Action item
Quote all of the data exactly as given. Skip every picture it contains.

[Data excerpts]
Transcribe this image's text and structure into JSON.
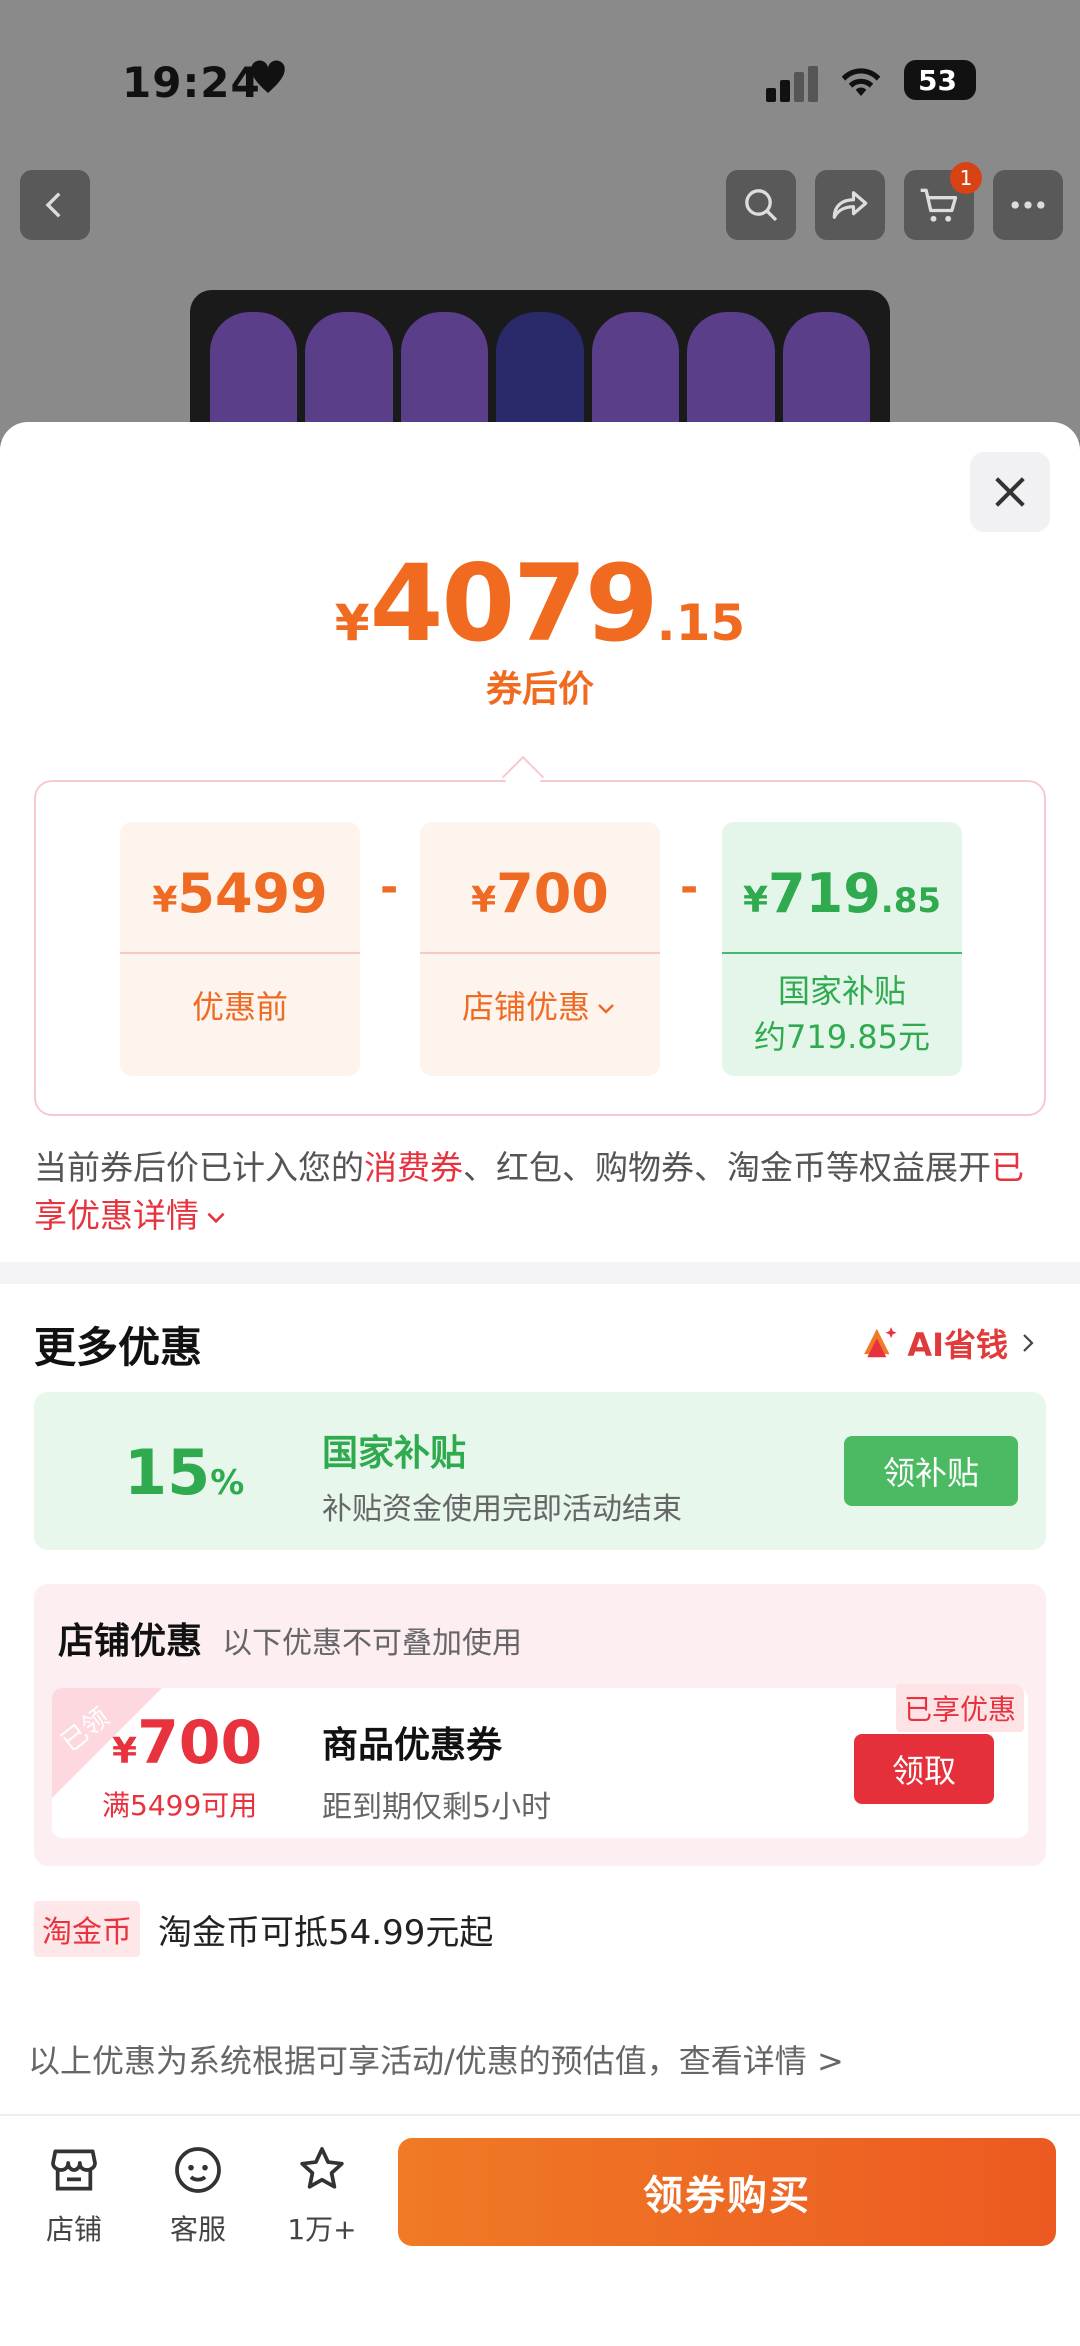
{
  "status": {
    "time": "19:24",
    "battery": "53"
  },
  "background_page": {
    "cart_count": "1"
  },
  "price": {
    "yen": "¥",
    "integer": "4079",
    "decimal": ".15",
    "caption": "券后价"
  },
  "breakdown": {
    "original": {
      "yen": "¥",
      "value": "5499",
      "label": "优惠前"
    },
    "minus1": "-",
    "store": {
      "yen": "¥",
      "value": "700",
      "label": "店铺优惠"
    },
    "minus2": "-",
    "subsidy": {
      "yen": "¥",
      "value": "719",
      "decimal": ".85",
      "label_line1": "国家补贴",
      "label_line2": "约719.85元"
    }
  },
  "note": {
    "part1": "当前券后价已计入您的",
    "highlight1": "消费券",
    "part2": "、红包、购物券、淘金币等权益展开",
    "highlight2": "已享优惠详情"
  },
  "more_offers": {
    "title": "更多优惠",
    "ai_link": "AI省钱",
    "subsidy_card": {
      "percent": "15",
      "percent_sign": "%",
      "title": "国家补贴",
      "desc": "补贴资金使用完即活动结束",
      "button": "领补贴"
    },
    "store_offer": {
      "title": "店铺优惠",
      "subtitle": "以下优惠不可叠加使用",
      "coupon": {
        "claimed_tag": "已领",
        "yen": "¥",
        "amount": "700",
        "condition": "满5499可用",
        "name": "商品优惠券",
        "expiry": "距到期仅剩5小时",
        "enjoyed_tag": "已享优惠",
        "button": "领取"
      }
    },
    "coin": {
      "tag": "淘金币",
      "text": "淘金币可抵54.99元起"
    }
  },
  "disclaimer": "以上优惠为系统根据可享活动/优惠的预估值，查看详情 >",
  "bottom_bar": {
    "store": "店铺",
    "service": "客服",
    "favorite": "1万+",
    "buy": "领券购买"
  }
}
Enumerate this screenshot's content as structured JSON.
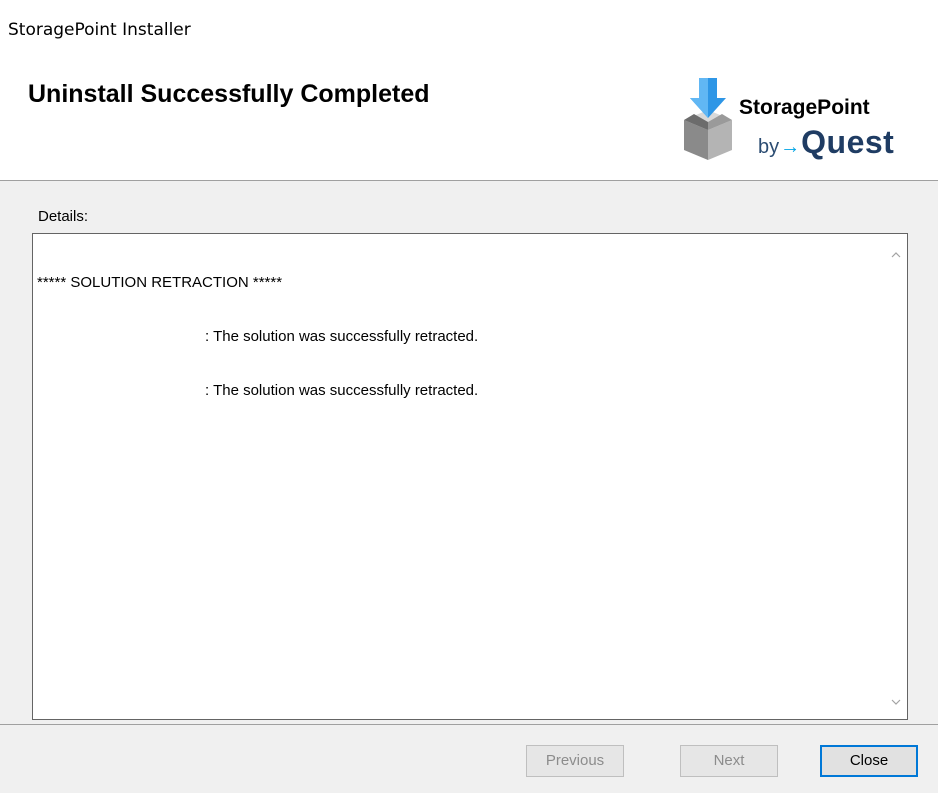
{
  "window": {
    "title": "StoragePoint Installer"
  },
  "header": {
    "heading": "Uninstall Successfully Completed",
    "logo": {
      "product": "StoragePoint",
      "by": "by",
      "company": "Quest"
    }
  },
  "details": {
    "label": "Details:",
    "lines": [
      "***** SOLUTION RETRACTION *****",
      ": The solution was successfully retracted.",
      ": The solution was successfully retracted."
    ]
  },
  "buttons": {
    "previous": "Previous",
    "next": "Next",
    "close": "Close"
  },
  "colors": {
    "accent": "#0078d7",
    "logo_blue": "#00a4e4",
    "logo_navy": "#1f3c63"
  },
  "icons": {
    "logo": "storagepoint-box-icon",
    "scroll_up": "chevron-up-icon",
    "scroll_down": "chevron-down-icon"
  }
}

Written answer
Transcribe this image's text and structure into JSON.
{
  "status": {
    "time": "19:24",
    "battery": "53"
  },
  "background_page": {
    "cart_count": "1"
  },
  "price": {
    "yen": "¥",
    "integer": "4079",
    "decimal": ".15",
    "caption": "券后价"
  },
  "breakdown": {
    "original": {
      "yen": "¥",
      "value": "5499",
      "label": "优惠前"
    },
    "minus1": "-",
    "store": {
      "yen": "¥",
      "value": "700",
      "label": "店铺优惠"
    },
    "minus2": "-",
    "subsidy": {
      "yen": "¥",
      "value": "719",
      "decimal": ".85",
      "label_line1": "国家补贴",
      "label_line2": "约719.85元"
    }
  },
  "note": {
    "part1": "当前券后价已计入您的",
    "highlight1": "消费券",
    "part2": "、红包、购物券、淘金币等权益展开",
    "highlight2": "已享优惠详情"
  },
  "more_offers": {
    "title": "更多优惠",
    "ai_link": "AI省钱",
    "subsidy_card": {
      "percent": "15",
      "percent_sign": "%",
      "title": "国家补贴",
      "desc": "补贴资金使用完即活动结束",
      "button": "领补贴"
    },
    "store_offer": {
      "title": "店铺优惠",
      "subtitle": "以下优惠不可叠加使用",
      "coupon": {
        "claimed_tag": "已领",
        "yen": "¥",
        "amount": "700",
        "condition": "满5499可用",
        "name": "商品优惠券",
        "expiry": "距到期仅剩5小时",
        "enjoyed_tag": "已享优惠",
        "button": "领取"
      }
    },
    "coin": {
      "tag": "淘金币",
      "text": "淘金币可抵54.99元起"
    }
  },
  "disclaimer": "以上优惠为系统根据可享活动/优惠的预估值，查看详情 >",
  "bottom_bar": {
    "store": "店铺",
    "service": "客服",
    "favorite": "1万+",
    "buy": "领券购买"
  }
}
Enumerate this screenshot's content as structured JSON.
{
  "window": {
    "title": "StoragePoint Installer"
  },
  "header": {
    "heading": "Uninstall Successfully Completed",
    "logo": {
      "product": "StoragePoint",
      "by": "by",
      "company": "Quest"
    }
  },
  "details": {
    "label": "Details:",
    "lines": [
      "***** SOLUTION RETRACTION *****",
      ": The solution was successfully retracted.",
      ": The solution was successfully retracted."
    ]
  },
  "buttons": {
    "previous": "Previous",
    "next": "Next",
    "close": "Close"
  },
  "colors": {
    "accent": "#0078d7",
    "logo_blue": "#00a4e4",
    "logo_navy": "#1f3c63"
  },
  "icons": {
    "logo": "storagepoint-box-icon",
    "scroll_up": "chevron-up-icon",
    "scroll_down": "chevron-down-icon"
  }
}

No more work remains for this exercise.